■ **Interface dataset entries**
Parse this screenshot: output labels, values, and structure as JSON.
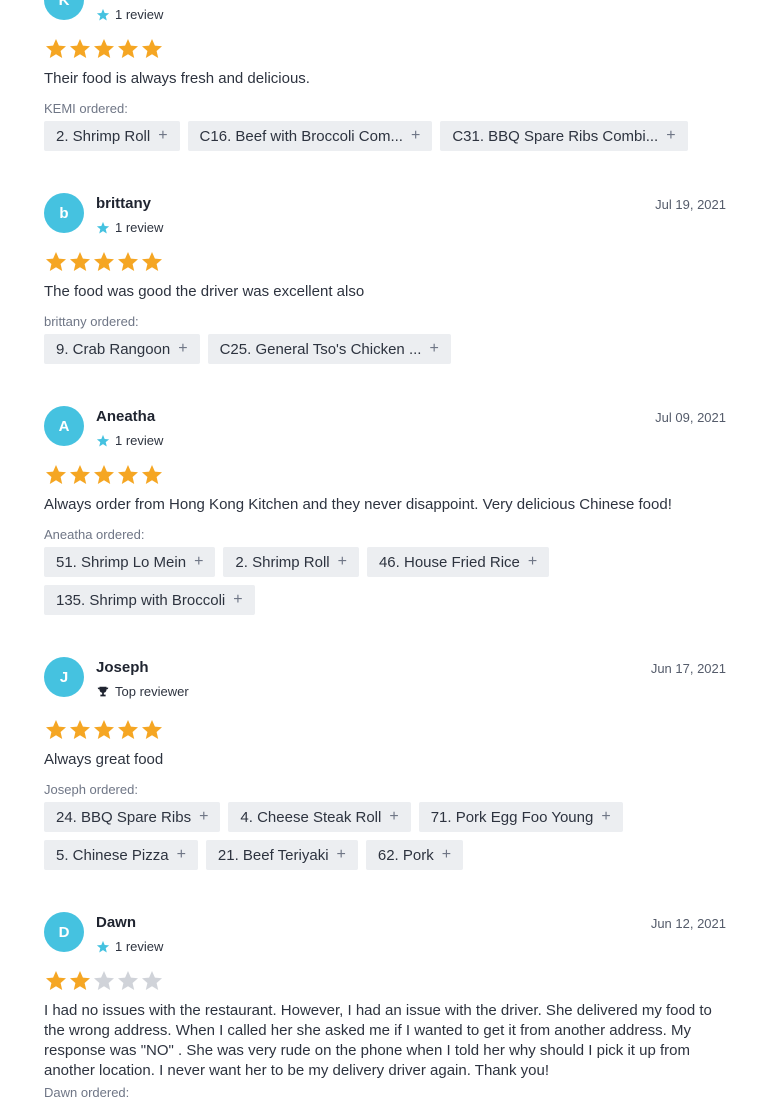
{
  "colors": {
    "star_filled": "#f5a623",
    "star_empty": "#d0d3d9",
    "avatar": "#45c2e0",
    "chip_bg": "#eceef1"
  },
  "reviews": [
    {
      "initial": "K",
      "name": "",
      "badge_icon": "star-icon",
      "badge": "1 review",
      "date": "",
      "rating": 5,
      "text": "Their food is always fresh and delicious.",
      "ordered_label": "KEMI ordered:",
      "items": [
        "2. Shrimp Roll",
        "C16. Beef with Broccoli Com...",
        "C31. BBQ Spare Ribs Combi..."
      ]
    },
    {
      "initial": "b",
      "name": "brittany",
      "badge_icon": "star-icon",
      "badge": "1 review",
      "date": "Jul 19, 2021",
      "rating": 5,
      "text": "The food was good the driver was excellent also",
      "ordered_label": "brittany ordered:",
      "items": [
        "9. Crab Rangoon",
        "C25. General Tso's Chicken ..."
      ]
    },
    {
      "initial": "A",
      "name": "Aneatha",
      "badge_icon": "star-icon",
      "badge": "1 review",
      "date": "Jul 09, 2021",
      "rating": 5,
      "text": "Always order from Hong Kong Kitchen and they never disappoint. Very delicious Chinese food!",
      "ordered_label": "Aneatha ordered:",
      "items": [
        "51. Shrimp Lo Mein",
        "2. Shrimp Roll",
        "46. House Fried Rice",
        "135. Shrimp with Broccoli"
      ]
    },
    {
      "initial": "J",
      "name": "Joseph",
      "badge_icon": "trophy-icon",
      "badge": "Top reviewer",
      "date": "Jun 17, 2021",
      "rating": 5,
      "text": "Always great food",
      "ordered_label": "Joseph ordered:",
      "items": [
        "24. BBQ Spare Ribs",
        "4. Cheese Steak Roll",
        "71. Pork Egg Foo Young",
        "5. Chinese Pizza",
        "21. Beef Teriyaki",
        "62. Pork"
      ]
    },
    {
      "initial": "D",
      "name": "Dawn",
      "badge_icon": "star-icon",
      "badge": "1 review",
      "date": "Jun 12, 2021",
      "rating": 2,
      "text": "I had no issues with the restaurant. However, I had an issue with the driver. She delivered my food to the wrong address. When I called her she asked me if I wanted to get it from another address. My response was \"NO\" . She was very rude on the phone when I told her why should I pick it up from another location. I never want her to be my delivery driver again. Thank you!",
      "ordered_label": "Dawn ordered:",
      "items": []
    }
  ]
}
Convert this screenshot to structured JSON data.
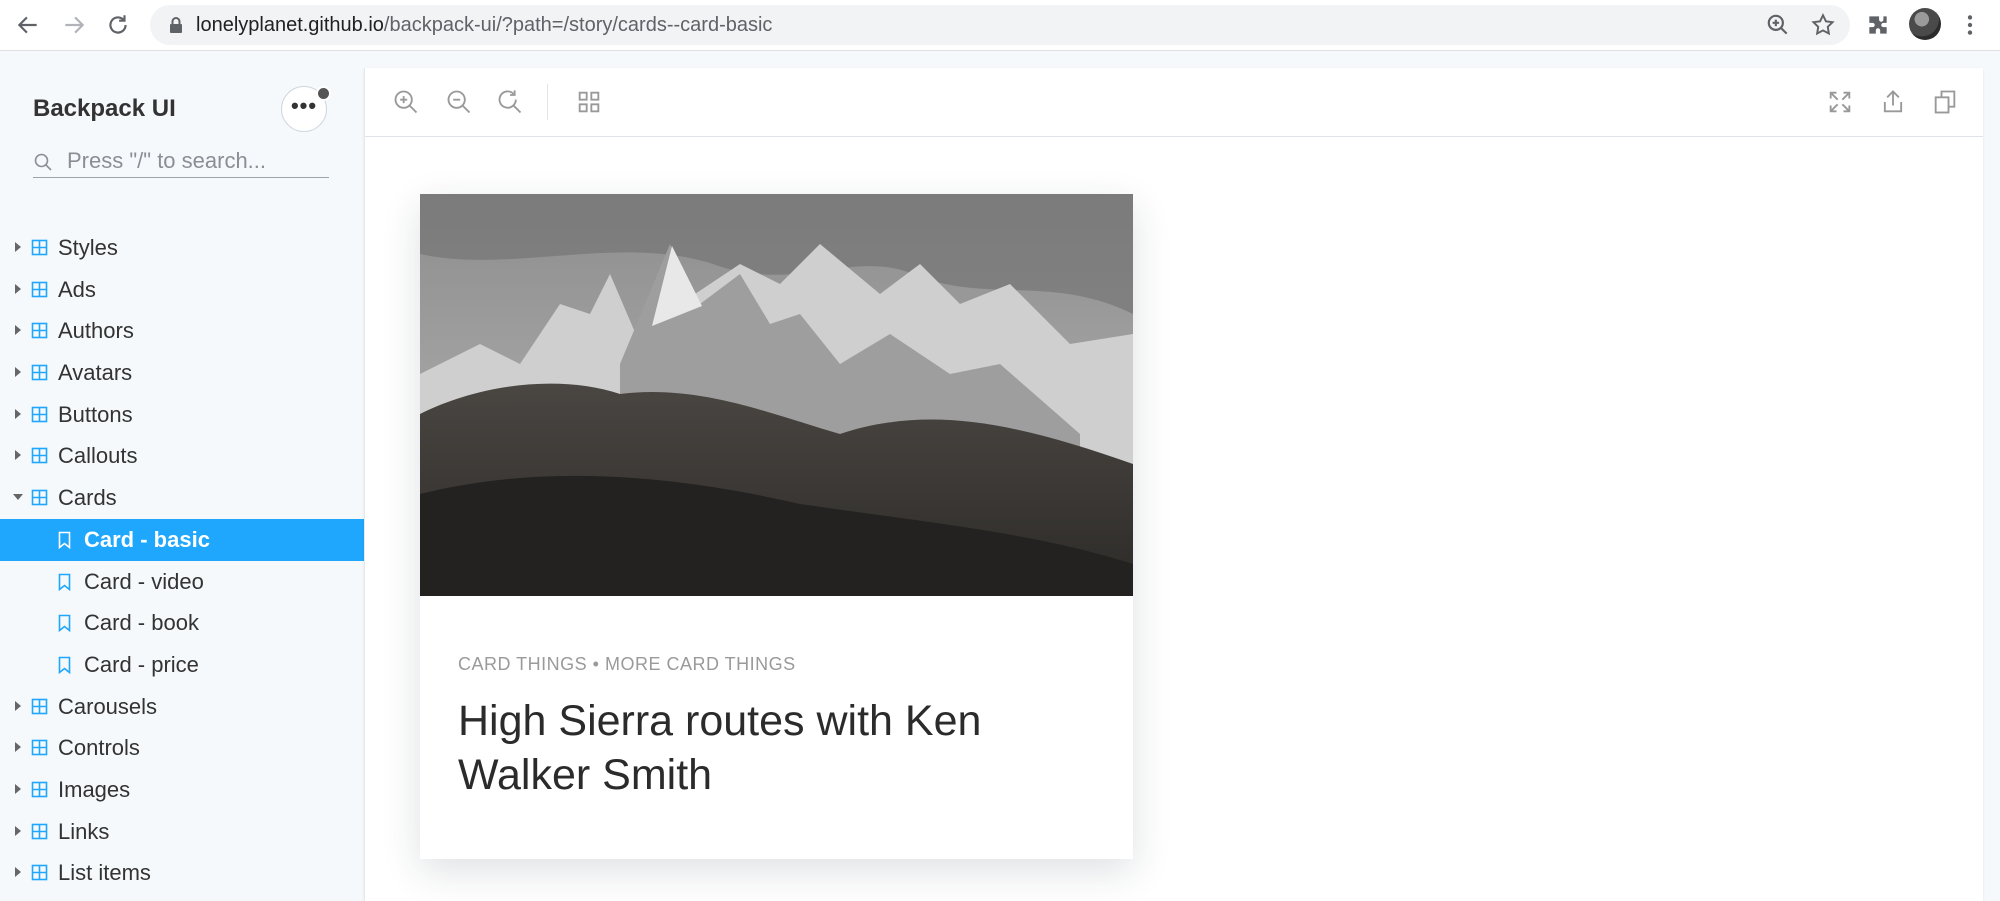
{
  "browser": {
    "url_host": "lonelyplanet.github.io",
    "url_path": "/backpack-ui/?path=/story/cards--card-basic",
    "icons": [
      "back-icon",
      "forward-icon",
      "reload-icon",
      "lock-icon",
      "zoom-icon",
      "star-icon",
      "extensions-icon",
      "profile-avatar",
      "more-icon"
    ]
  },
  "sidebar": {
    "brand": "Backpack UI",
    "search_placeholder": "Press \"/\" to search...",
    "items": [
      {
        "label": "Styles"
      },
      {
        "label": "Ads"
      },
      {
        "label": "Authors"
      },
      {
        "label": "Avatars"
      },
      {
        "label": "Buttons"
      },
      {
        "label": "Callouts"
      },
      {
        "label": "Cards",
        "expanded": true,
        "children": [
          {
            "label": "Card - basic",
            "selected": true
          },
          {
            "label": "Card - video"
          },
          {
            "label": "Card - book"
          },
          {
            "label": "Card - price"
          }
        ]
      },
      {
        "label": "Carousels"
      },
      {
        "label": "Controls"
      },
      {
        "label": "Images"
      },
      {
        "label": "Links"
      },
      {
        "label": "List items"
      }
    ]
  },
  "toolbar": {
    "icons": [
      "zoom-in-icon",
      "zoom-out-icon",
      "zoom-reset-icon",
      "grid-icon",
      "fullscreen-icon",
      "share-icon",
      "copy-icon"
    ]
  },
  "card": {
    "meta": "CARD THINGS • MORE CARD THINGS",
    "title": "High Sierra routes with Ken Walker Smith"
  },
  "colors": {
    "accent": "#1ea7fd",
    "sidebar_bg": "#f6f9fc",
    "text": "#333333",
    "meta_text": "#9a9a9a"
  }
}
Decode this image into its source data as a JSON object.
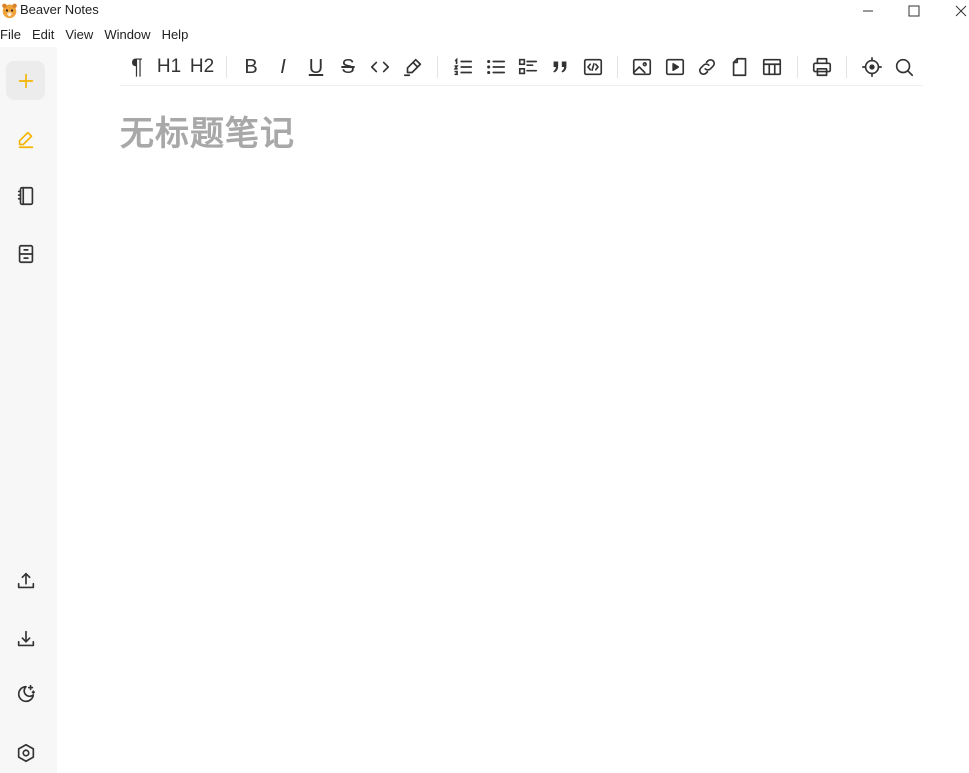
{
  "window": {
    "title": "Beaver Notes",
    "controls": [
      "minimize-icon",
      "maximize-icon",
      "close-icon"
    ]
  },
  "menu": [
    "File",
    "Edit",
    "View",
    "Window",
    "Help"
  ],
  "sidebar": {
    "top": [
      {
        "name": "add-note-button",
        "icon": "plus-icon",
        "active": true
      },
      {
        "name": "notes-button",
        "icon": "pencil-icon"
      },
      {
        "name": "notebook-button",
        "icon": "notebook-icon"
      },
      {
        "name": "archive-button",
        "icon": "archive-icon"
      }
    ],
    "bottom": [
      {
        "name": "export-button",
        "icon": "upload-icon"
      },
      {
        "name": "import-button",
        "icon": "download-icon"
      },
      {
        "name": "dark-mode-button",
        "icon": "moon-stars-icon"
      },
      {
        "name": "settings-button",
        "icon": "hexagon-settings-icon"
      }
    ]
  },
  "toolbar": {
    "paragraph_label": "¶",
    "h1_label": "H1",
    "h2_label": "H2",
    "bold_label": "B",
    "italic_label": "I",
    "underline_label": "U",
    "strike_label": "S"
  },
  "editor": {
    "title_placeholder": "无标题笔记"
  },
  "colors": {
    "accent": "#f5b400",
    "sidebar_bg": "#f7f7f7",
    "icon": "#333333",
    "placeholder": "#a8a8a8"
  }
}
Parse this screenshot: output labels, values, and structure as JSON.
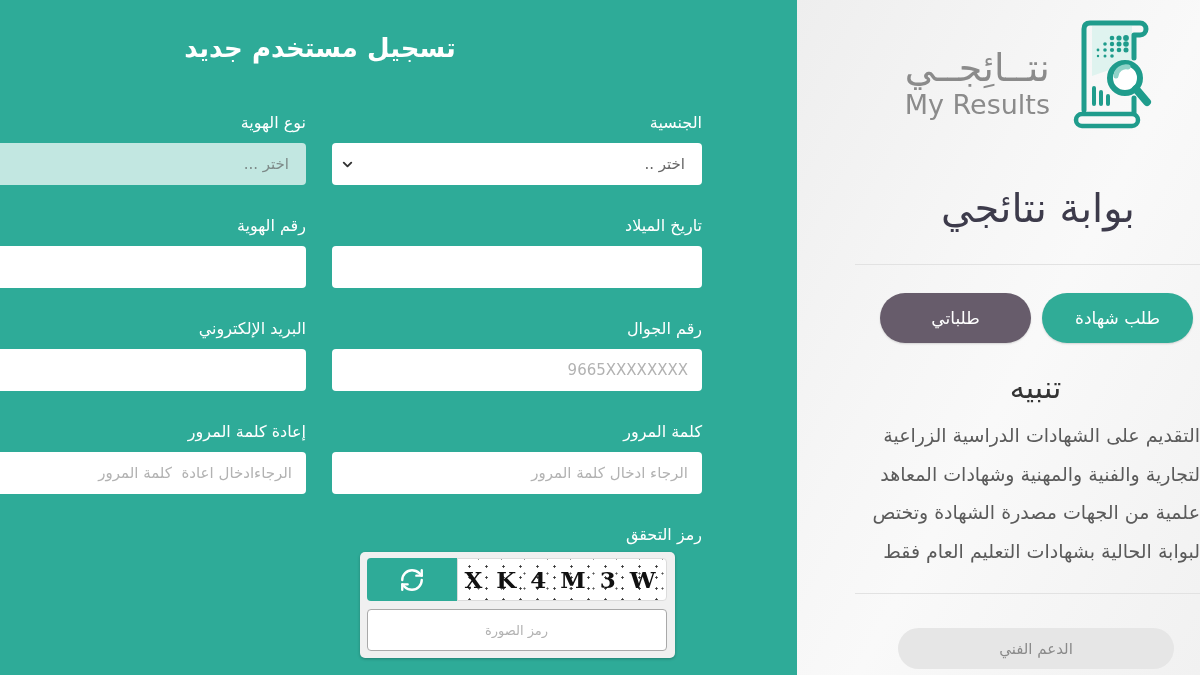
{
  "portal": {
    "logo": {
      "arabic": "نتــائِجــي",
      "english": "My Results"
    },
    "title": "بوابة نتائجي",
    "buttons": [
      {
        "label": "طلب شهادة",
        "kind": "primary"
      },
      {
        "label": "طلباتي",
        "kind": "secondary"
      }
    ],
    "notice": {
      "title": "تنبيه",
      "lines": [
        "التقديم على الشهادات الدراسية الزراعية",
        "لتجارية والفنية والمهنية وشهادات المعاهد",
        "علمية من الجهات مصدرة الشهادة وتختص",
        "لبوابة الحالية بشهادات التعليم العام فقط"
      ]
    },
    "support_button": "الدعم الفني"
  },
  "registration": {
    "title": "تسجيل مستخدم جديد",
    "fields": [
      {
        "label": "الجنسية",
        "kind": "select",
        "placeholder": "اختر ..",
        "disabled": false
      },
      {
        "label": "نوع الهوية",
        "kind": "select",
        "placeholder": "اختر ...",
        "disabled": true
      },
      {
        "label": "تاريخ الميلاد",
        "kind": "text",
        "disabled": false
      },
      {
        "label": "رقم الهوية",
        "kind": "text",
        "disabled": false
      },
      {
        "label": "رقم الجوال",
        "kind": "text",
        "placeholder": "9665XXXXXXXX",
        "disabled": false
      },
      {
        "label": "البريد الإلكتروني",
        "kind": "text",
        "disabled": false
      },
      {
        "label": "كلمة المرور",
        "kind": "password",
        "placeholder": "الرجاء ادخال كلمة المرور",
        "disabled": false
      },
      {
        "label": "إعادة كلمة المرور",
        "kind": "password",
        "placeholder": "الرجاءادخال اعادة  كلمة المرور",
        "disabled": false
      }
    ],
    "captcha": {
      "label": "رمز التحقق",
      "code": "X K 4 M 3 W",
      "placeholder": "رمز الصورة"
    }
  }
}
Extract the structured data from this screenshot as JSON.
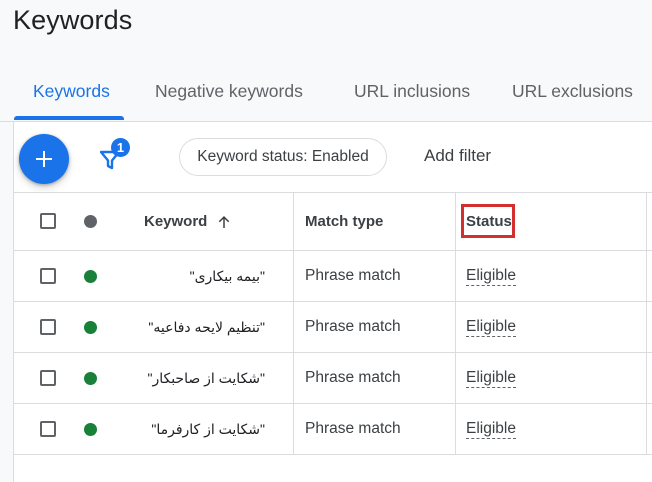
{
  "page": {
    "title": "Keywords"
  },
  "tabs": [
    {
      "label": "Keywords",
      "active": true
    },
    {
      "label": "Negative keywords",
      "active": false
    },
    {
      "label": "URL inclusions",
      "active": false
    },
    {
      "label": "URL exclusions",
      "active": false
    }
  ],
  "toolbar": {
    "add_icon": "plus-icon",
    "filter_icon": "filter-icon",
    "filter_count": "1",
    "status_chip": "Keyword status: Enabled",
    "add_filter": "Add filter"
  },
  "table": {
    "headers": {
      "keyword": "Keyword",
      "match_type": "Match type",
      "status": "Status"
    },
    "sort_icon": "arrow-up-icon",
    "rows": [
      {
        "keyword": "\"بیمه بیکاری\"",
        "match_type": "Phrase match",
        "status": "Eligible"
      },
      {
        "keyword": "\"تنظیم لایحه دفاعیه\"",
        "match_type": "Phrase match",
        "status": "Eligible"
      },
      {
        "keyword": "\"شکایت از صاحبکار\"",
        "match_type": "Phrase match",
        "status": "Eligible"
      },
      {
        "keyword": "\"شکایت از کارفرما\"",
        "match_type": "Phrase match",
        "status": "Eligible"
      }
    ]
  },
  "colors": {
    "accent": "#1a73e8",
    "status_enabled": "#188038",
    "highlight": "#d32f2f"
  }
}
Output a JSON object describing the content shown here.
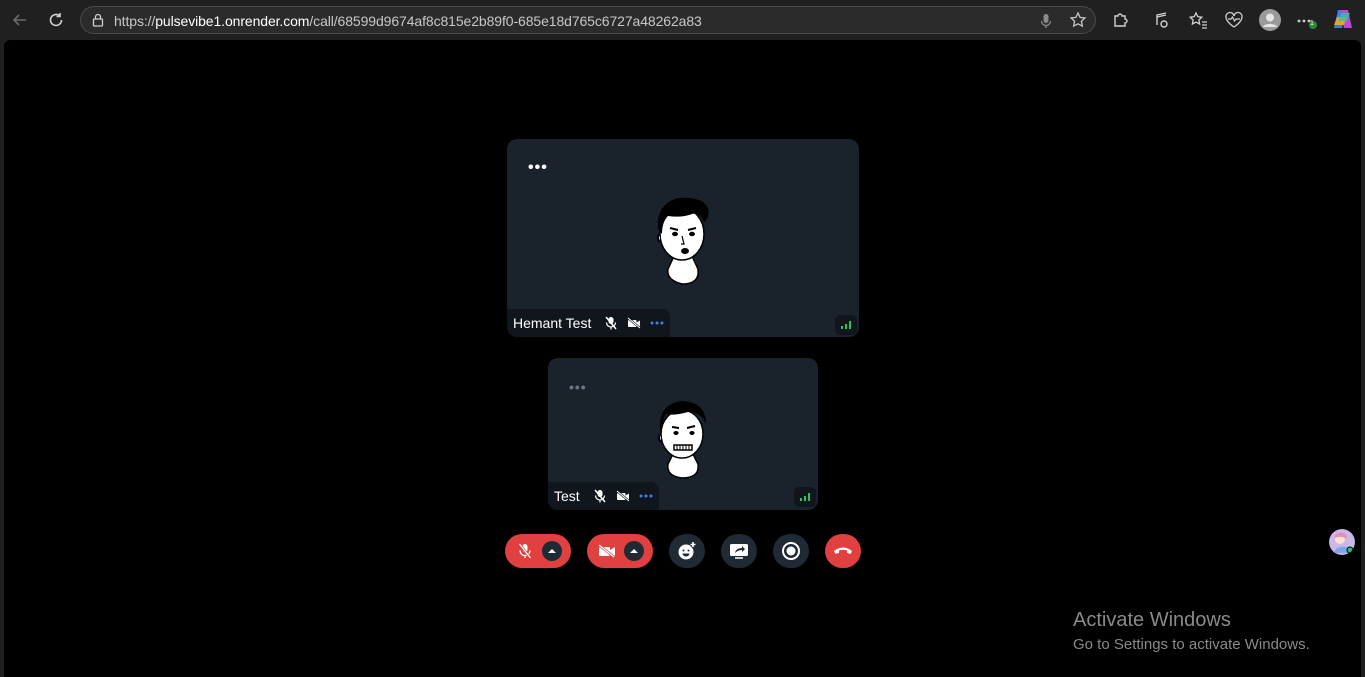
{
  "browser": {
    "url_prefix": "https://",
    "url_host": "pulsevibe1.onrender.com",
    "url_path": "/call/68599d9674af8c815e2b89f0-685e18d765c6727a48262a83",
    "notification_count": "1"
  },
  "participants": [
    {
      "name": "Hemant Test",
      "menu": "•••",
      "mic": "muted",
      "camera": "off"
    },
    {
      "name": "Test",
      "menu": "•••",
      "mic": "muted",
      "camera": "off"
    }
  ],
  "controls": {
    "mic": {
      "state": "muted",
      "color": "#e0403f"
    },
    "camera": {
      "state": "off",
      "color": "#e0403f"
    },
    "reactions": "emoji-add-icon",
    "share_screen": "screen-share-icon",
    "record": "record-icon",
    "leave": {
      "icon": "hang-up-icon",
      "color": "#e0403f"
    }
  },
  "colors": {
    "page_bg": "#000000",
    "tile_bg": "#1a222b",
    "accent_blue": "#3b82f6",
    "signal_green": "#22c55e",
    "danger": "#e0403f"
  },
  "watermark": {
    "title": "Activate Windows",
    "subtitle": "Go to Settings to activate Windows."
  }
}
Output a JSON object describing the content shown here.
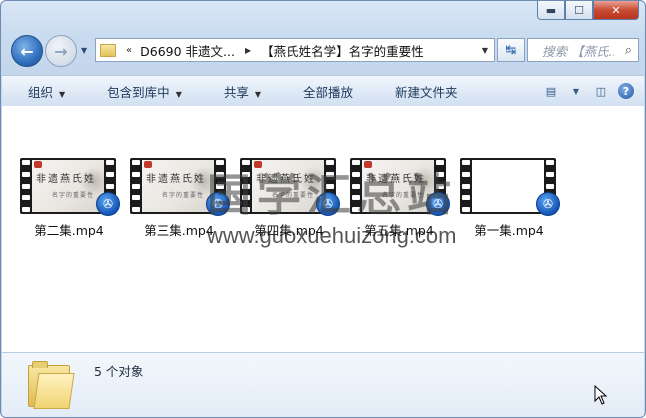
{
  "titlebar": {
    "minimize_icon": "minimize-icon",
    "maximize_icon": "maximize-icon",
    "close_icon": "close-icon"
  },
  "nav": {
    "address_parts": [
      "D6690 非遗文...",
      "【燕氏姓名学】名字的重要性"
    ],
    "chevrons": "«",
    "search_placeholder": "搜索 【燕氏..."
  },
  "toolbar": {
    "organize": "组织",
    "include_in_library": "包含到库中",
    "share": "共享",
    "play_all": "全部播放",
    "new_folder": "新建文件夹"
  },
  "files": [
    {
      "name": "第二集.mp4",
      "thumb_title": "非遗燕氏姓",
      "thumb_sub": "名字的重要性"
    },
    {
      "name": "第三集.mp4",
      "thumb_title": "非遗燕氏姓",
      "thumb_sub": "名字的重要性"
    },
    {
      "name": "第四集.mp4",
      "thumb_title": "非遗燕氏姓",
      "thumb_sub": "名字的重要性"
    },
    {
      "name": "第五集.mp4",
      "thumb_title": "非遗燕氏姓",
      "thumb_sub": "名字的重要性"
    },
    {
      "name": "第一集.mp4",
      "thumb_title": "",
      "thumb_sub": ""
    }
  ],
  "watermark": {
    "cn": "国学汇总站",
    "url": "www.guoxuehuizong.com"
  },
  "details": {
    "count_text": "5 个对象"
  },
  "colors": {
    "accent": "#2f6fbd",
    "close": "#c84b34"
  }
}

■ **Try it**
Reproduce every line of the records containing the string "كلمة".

■ **Exercise result**
        "label": "كلمة المرور",
        "placeholder": "الرجاء ادخال كلمة المرور",
        "label": "إعادة كلمة المرور",
        "placeholder": "الرجاءادخال اعادة  كلمة المرور",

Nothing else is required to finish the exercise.